A child doesn't want the shoes with LED blinking lights. 

Part of 'Playwrights Say Never Again to School Shootings' curated by playwright Rachael Carnes.

Written for Gun Control - Protest Plays Project.

1 Gender-Neutral, any race, any size, ages 6-8.


Production History


Development History

Reading, Gun Control Theatre Action, Minnesota Theatricals, Phoenix Theater, Minneapolis, MN, 2018.

Reading, Protest Plays Project, Nu Sass Productions at the Pinch, Washington DC, 2018.

Reading, Gun Control Theater: A ReACT Reading, Anderson Sculpture Garden, Focal Theatre Lab, Ames,IA, 2018.

Reading, Playwrights Say No More Shootings, Commonwealth Theatre Center, Louisville, KY, 2018.

Reading, Playwrights Say #neveragain to School Shootings, Cedar Rapids Theatre Company @ RHCR Theatre, Cedar Rapids, IA, 2018.

READING, Playwrights Say Never Again: Staged Readings, The Palace Theater, Chattanooga, TN, 2018.

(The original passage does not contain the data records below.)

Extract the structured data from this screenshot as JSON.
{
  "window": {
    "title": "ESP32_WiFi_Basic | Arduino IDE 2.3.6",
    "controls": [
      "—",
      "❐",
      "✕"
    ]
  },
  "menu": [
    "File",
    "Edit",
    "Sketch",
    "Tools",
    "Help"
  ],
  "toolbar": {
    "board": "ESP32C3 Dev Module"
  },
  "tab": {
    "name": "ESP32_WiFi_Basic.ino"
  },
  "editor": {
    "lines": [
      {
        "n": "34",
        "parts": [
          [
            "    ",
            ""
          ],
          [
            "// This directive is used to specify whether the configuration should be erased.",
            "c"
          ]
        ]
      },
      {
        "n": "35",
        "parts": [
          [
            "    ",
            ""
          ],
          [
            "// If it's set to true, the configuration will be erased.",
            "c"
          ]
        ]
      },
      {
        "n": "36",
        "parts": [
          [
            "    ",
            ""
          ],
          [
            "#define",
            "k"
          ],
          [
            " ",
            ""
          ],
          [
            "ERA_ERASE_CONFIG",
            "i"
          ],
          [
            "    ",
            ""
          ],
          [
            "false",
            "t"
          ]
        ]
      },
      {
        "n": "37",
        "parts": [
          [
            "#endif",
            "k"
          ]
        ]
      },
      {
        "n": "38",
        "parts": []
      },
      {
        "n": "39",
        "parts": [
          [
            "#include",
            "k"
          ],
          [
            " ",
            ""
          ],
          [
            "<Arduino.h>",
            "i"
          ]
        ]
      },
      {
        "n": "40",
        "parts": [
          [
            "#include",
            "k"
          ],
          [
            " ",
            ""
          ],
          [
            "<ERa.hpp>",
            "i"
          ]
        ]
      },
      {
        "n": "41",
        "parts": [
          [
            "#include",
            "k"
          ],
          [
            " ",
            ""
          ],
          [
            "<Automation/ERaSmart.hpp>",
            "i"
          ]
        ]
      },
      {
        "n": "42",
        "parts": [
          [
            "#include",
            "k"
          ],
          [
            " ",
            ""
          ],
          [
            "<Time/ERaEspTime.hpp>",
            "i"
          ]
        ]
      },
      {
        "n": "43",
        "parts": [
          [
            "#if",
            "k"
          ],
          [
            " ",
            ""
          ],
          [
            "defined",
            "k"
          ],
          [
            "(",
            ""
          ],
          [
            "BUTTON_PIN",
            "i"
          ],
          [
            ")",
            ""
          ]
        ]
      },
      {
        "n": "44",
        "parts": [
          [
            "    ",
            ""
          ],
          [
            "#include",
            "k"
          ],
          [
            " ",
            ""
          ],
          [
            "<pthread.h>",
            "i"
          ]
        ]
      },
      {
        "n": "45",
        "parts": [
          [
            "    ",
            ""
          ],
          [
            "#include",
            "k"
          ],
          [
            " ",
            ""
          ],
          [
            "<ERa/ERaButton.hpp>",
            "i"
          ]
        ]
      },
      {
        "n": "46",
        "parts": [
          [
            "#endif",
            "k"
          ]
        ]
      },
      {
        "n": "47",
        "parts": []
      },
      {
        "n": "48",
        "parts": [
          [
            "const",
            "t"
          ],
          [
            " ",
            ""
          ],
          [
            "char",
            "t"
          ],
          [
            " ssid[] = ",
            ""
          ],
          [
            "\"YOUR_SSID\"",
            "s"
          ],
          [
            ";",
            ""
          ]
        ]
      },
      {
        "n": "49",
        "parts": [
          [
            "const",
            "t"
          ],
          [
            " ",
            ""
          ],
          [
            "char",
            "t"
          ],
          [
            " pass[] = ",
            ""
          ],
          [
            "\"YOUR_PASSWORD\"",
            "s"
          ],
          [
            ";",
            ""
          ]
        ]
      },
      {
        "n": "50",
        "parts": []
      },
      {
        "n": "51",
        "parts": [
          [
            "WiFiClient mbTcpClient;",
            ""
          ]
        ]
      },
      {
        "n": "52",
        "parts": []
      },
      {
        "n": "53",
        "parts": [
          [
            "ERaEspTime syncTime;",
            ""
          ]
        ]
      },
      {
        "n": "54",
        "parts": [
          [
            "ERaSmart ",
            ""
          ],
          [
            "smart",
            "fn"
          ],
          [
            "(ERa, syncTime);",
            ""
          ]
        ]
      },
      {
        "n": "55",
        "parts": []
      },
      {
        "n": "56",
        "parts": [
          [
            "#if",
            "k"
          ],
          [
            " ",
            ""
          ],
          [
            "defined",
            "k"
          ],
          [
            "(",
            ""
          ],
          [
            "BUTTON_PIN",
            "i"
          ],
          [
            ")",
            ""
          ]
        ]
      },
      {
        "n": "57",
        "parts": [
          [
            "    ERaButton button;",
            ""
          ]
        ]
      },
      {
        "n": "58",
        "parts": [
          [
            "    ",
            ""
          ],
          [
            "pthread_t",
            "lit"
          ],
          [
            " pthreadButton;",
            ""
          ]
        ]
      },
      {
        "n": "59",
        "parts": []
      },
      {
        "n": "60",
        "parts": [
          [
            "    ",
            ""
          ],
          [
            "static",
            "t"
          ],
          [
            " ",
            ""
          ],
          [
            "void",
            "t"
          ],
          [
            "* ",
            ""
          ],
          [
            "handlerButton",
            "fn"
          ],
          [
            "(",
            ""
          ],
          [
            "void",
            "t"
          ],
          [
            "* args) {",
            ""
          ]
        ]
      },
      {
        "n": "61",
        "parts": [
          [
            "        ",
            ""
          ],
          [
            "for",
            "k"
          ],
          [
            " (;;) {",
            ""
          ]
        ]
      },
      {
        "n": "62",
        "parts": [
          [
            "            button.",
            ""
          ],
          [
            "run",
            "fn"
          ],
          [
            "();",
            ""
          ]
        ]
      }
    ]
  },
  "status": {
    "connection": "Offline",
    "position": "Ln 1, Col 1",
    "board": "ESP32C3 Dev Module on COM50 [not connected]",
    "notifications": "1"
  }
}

Mr. Wyndham exposes our current state with minimum effort, creating both a heartbreaking story and an adorable window into childhood innocence. Even if that innocent is compromised by today’s threats. Bravo!
— Nelson Diaz-Marcano
I felt this play in my heart. Wyndham demonstrates control over the dynamic ebb and flow of the script. Building you up with a lighthearted jaunt through a mall to go shoe shopping for back to school, only to let a wave crash into you as you realize the young child’s reasoning for the shoe they want. Suddenly, innocence is lost in a single moment.
— Rachel Bykowski
Making raw and uncomfortable and all-too present the conversations parents have with their children every day about living defensively in this world where gun violence is an ever-present threat. This piece, featuring a child actor, would be a profound gift to any stage.
— Rachael Carnes
A child’s logic, by miracle, mystery, or mercy, is usually difficult to argue. Adults will introduce the concept of, “Well, when you’re older,” in order to exert or exercise some social construct of authority. The child’s sense in Wyndham’s shattering monologue stops us cold. Our society’s youth is taking stock of its surroundings. Why do they have to survive this, why is the central subject here part of their performance, part of their integration, their education? This is an agonizing, confounding, distressing, frustrating, deceptively simple work. Honor the children. Listen to the children. What? Are you too afraid to argue?
— Ricardo Soltero-Brown